To patriot Eritreans
You have worked hard to see this date happen. Peaceful engagement between Eritrea and Ethiopia clears the way for improving relations between Eritrea and Djibouti and Eritrea and Sudan; it enables Eritrea to regain its rightful place in IGAD; it also contributes toward lifting the unjust sanctions placed on Eritrea. If not for your endurance, Eritrea should have been disintegrated. The pressure and stress you have endured through the years are unimaginable. The rest of economic and political revival should evolve from internal strength. Copy and paste style of politics did not help other countries.
Back to the pressing question: What Now?
- I think the first order should be the de-escalation of rhetorics (I promise, starting from tomorrow, I will tone down, I have depleted my rage to safe levels). The language of hate should be replaced by the language of rapprochement.
Start demilitarizing the border. Peace-loving people of Eritrea and Ethiopia should unify their voices in articulating the notion that war is an outdated mode of solving conflicts, be they domestic or international.
The diplomatic bridge connecting Asmara and Addis Ababa, currently overpassing Tigray, should translate into the creation of physical, social and economic bridges primarily connecting the people of Eritrea and the people of Tigray. I am hopeful the leaders of both countries will not squander this opportunity. The plausible approach would be building bridges that connect Eritrea and Tigray and then move onto inland Ethiopia. But with the current situation, it may be smarter to start the bridges from the capitals of the two countries and then move towards the periphery bordering Eritrea. I leave that to the political engineers.
The demarcation of the border should be conducted in a peaceful atmosphere. Peace should precede the actual demarcation. When I wrote my last article, I was more cautious and suspicious about the situation. Subsequent rapid developments have made me be more optimistic and be a bit relaxed. The more one is informed the more he/she get comfortable with revising their stances. I am comfortable with the latest development, who knows, PFDJ and TPLF leaders might have already met. At any rate, the current momentum of peace overtures should pick acceleration. And the priority should be the demilitarization of the border.
leaders of both organizations, PFDJ and TPLF, must lead. One of the defining characteristics of leaders is having a vision and the will and stamina to take actions to realize that vision even if the actions are not popular. Leaders of both organizations must take historic actions that will leave lasting marks that will serve as a basis for enduring peace and cooperation between the two peoples. There is no hate between the two peoples; the hate is political and it should be solved at the political level.

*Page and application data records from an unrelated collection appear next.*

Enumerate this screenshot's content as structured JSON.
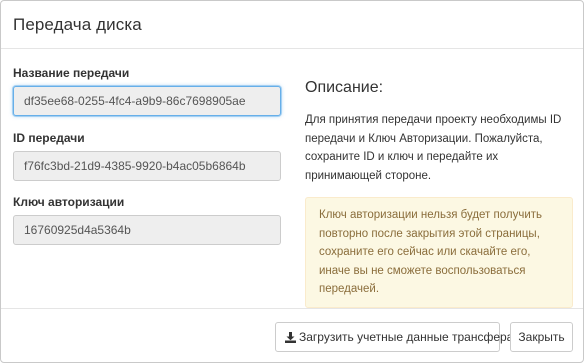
{
  "modal": {
    "title": "Передача диска"
  },
  "form": {
    "transfer_name": {
      "label": "Название передачи",
      "value": "df35ee68-0255-4fc4-a9b9-86c7698905ae"
    },
    "transfer_id": {
      "label": "ID передачи",
      "value": "f76fc3bd-21d9-4385-9920-b4ac05b6864b"
    },
    "auth_key": {
      "label": "Ключ авторизации",
      "value": "16760925d4a5364b"
    }
  },
  "description": {
    "title": "Описание:",
    "text": "Для принятия передачи проекту необходимы ID передачи и Ключ Авторизации. Пожалуйста, сохраните ID и ключ и передайте их принимающей стороне.",
    "warning": "Ключ авторизации нельзя будет получить повторно после закрытия этой страницы, сохраните его сейчас или скачайте его, иначе вы не сможете воспользоваться передачей."
  },
  "footer": {
    "download_label": "Загрузить учетные данные трансфера",
    "close_label": "Закрыть",
    "download_icon": "download-icon"
  },
  "colors": {
    "warning_bg": "#fcf8e3",
    "warning_text": "#8a6d3b",
    "focus_border": "#66afe9"
  }
}
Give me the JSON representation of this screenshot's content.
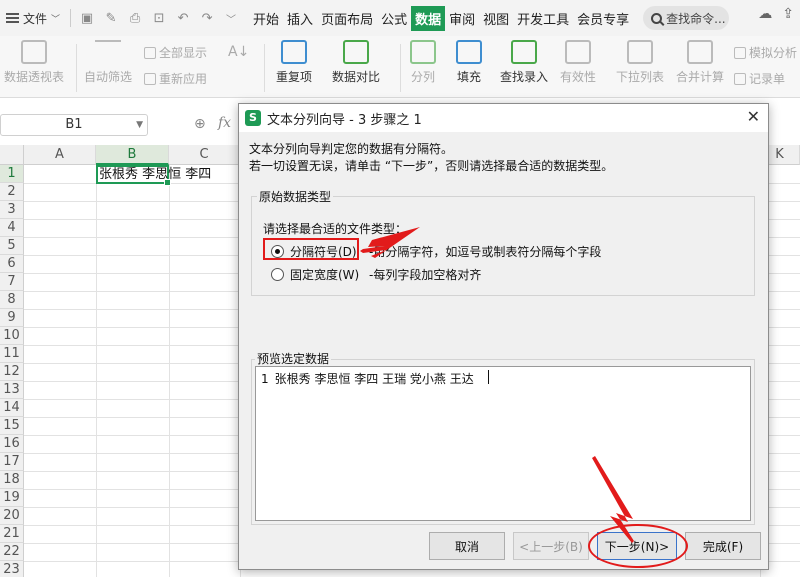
{
  "menubar": {
    "file_label": "文件",
    "tabs": [
      "开始",
      "插入",
      "页面布局",
      "公式",
      "数据",
      "审阅",
      "视图",
      "开发工具",
      "会员专享"
    ],
    "active_tab": "数据",
    "search_label": "查找命令..."
  },
  "ribbon": {
    "pivot": "数据透视表",
    "autofilter": "自动筛选",
    "show_all": "全部显示",
    "reapply": "重新应用",
    "sort_symbol": "A↓",
    "dedupe": "重复项",
    "compare": "数据对比",
    "split": "分列",
    "fill": "填充",
    "lookup": "查找录入",
    "validity": "有效性",
    "dropdown": "下拉列表",
    "consolidate": "合并计算",
    "simulate": "模拟分析",
    "record": "记录单"
  },
  "formulabar": {
    "namebox": "B1",
    "fx": "fx"
  },
  "grid": {
    "columns": [
      "A",
      "B",
      "C",
      "K"
    ],
    "rows": [
      "1",
      "2",
      "3",
      "4",
      "5",
      "6",
      "7",
      "8",
      "9",
      "10",
      "11",
      "12",
      "13",
      "14",
      "15",
      "16",
      "17",
      "18",
      "19",
      "20",
      "21",
      "22",
      "23"
    ],
    "b1_text": "张根秀  李思恒  李四"
  },
  "dialog": {
    "title": "文本分列向导 - 3 步骤之 1",
    "logo": "S",
    "intro1": "文本分列向导判定您的数据有分隔符。",
    "intro2": "若一切设置无误，请单击 “下一步”，否则请选择最合适的数据类型。",
    "group_title": "原始数据类型",
    "prompt": "请选择最合适的文件类型：",
    "option_delimited": "分隔符号(D)",
    "option_delimited_desc": "-用分隔字符，如逗号或制表符分隔每个字段",
    "option_fixed": "固定宽度(W)",
    "option_fixed_desc": "-每列字段加空格对齐",
    "preview_title": "预览选定数据",
    "preview_line_no": "1",
    "preview_text": "张根秀 李思恒 李四 王瑞 党小燕 王达",
    "btn_cancel": "取消",
    "btn_back": "<上一步(B)",
    "btn_next": "下一步(N)>",
    "btn_finish": "完成(F)"
  },
  "colors": {
    "accent_green": "#1e9a55",
    "annotation_red": "#e21b1b"
  }
}
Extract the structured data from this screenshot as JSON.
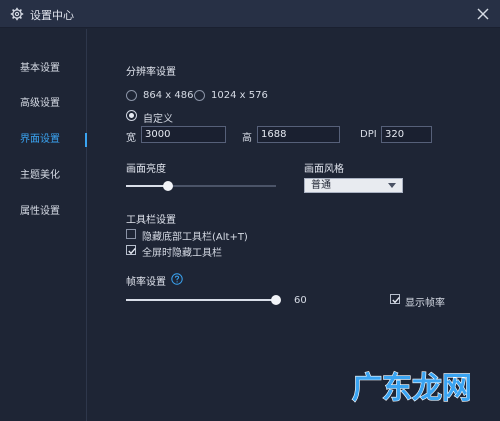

PS: Thanks go to the people of Addis Ababa and particularly to my favorite Ethiopian artist, Mahmoud Ahmed, for the warm reception you threw for our delegation. Ethiopians, better watch when your delegation, hopefully, led by Dr. Abiy Ahmed, lands at Asmara airport. Welcoming Asmarinos will be there. Anyway, በጣም ታምራላችሁ። Just perfecting my Amharic for my visit to Addis next year, Inshaallah.
June 26, 2018.